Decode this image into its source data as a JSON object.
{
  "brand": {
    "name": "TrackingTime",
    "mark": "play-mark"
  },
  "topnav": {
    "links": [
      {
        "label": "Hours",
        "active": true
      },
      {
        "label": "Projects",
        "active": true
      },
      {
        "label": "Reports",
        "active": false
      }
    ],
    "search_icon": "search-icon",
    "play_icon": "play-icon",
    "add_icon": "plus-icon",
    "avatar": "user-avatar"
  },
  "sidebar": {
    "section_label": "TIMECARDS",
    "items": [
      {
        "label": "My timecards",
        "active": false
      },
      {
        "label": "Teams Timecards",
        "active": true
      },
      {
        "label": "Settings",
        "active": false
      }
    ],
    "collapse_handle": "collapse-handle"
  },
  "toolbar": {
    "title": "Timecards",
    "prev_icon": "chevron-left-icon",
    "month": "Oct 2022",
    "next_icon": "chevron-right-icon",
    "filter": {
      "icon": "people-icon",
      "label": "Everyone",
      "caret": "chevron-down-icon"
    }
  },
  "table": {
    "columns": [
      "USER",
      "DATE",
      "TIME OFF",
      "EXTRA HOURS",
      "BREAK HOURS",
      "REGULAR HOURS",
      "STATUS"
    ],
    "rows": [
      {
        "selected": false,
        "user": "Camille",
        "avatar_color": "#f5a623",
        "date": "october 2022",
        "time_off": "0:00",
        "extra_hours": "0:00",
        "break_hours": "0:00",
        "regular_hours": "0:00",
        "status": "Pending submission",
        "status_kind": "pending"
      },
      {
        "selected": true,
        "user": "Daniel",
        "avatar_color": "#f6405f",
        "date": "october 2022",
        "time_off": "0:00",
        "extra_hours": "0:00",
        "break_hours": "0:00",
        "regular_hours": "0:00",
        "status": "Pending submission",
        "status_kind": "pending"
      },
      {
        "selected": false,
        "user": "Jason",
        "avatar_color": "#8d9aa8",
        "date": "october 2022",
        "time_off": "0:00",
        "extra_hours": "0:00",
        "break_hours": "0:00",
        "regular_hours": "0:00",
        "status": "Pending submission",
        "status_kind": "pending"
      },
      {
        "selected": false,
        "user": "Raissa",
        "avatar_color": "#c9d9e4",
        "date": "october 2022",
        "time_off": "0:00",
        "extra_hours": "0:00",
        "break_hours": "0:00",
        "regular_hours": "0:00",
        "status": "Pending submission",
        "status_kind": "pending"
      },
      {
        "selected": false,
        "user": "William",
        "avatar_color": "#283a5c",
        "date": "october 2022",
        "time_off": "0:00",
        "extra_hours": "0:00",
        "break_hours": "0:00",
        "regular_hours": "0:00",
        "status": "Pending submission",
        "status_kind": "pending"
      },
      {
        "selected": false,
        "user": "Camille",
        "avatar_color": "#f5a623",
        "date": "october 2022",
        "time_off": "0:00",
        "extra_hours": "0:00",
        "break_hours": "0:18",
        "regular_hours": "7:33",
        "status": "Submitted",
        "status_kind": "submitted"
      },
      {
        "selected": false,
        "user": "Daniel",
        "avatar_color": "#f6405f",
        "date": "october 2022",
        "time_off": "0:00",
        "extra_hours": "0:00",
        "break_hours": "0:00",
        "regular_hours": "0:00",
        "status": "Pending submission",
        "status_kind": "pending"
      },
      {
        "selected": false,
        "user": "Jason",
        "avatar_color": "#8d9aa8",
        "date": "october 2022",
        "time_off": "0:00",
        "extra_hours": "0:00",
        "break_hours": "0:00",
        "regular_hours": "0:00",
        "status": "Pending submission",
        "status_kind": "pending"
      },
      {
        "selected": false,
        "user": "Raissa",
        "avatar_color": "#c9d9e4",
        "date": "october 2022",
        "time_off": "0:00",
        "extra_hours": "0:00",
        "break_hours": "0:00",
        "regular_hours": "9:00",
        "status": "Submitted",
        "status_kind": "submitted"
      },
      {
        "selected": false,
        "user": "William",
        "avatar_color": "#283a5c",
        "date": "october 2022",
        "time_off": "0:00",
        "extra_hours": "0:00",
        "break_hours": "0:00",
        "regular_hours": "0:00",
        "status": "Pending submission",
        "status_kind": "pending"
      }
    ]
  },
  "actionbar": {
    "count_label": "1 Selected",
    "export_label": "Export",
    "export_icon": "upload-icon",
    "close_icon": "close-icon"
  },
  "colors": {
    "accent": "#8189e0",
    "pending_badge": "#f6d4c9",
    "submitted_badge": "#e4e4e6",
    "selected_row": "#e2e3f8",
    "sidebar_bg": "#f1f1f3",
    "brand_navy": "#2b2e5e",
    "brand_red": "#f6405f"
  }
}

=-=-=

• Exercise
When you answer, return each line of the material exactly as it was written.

• Solution for this exercise
Decode this image into its source data as a JSON object.
{
  "brand": {
    "name": "TrackingTime",
    "mark": "play-mark"
  },
  "topnav": {
    "links": [
      {
        "label": "Hours",
        "active": true
      },
      {
        "label": "Projects",
        "active": true
      },
      {
        "label": "Reports",
        "active": false
      }
    ],
    "search_icon": "search-icon",
    "play_icon": "play-icon",
    "add_icon": "plus-icon",
    "avatar": "user-avatar"
  },
  "sidebar": {
    "section_label": "TIMECARDS",
    "items": [
      {
        "label": "My timecards",
        "active": false
      },
      {
        "label": "Teams Timecards",
        "active": true
      },
      {
        "label": "Settings",
        "active": false
      }
    ],
    "collapse_handle": "collapse-handle"
  },
  "toolbar": {
    "title": "Timecards",
    "prev_icon": "chevron-left-icon",
    "month": "Oct 2022",
    "next_icon": "chevron-right-icon",
    "filter": {
      "icon": "people-icon",
      "label": "Everyone",
      "caret": "chevron-down-icon"
    }
  },
  "table": {
    "columns": [
      "USER",
      "DATE",
      "TIME OFF",
      "EXTRA HOURS",
      "BREAK HOURS",
      "REGULAR HOURS",
      "STATUS"
    ],
    "rows": [
      {
        "selected": false,
        "user": "Camille",
        "avatar_color": "#f5a623",
        "date": "october 2022",
        "time_off": "0:00",
        "extra_hours": "0:00",
        "break_hours": "0:00",
        "regular_hours": "0:00",
        "status": "Pending submission",
        "status_kind": "pending"
      },
      {
        "selected": true,
        "user": "Daniel",
        "avatar_color": "#f6405f",
        "date": "october 2022",
        "time_off": "0:00",
        "extra_hours": "0:00",
        "break_hours": "0:00",
        "regular_hours": "0:00",
        "status": "Pending submission",
        "status_kind": "pending"
      },
      {
        "selected": false,
        "user": "Jason",
        "avatar_color": "#8d9aa8",
        "date": "october 2022",
        "time_off": "0:00",
        "extra_hours": "0:00",
        "break_hours": "0:00",
        "regular_hours": "0:00",
        "status": "Pending submission",
        "status_kind": "pending"
      },
      {
        "selected": false,
        "user": "Raissa",
        "avatar_color": "#c9d9e4",
        "date": "october 2022",
        "time_off": "0:00",
        "extra_hours": "0:00",
        "break_hours": "0:00",
        "regular_hours": "0:00",
        "status": "Pending submission",
        "status_kind": "pending"
      },
      {
        "selected": false,
        "user": "William",
        "avatar_color": "#283a5c",
        "date": "october 2022",
        "time_off": "0:00",
        "extra_hours": "0:00",
        "break_hours": "0:00",
        "regular_hours": "0:00",
        "status": "Pending submission",
        "status_kind": "pending"
      },
      {
        "selected": false,
        "user": "Camille",
        "avatar_color": "#f5a623",
        "date": "october 2022",
        "time_off": "0:00",
        "extra_hours": "0:00",
        "break_hours": "0:18",
        "regular_hours": "7:33",
        "status": "Submitted",
        "status_kind": "submitted"
      },
      {
        "selected": false,
        "user": "Daniel",
        "avatar_color": "#f6405f",
        "date": "october 2022",
        "time_off": "0:00",
        "extra_hours": "0:00",
        "break_hours": "0:00",
        "regular_hours": "0:00",
        "status": "Pending submission",
        "status_kind": "pending"
      },
      {
        "selected": false,
        "user": "Jason",
        "avatar_color": "#8d9aa8",
        "date": "october 2022",
        "time_off": "0:00",
        "extra_hours": "0:00",
        "break_hours": "0:00",
        "regular_hours": "0:00",
        "status": "Pending submission",
        "status_kind": "pending"
      },
      {
        "selected": false,
        "user": "Raissa",
        "avatar_color": "#c9d9e4",
        "date": "october 2022",
        "time_off": "0:00",
        "extra_hours": "0:00",
        "break_hours": "0:00",
        "regular_hours": "9:00",
        "status": "Submitted",
        "status_kind": "submitted"
      },
      {
        "selected": false,
        "user": "William",
        "avatar_color": "#283a5c",
        "date": "october 2022",
        "time_off": "0:00",
        "extra_hours": "0:00",
        "break_hours": "0:00",
        "regular_hours": "0:00",
        "status": "Pending submission",
        "status_kind": "pending"
      }
    ]
  },
  "actionbar": {
    "count_label": "1 Selected",
    "export_label": "Export",
    "export_icon": "upload-icon",
    "close_icon": "close-icon"
  },
  "colors": {
    "accent": "#8189e0",
    "pending_badge": "#f6d4c9",
    "submitted_badge": "#e4e4e6",
    "selected_row": "#e2e3f8",
    "sidebar_bg": "#f1f1f3",
    "brand_navy": "#2b2e5e",
    "brand_red": "#f6405f"
  }
}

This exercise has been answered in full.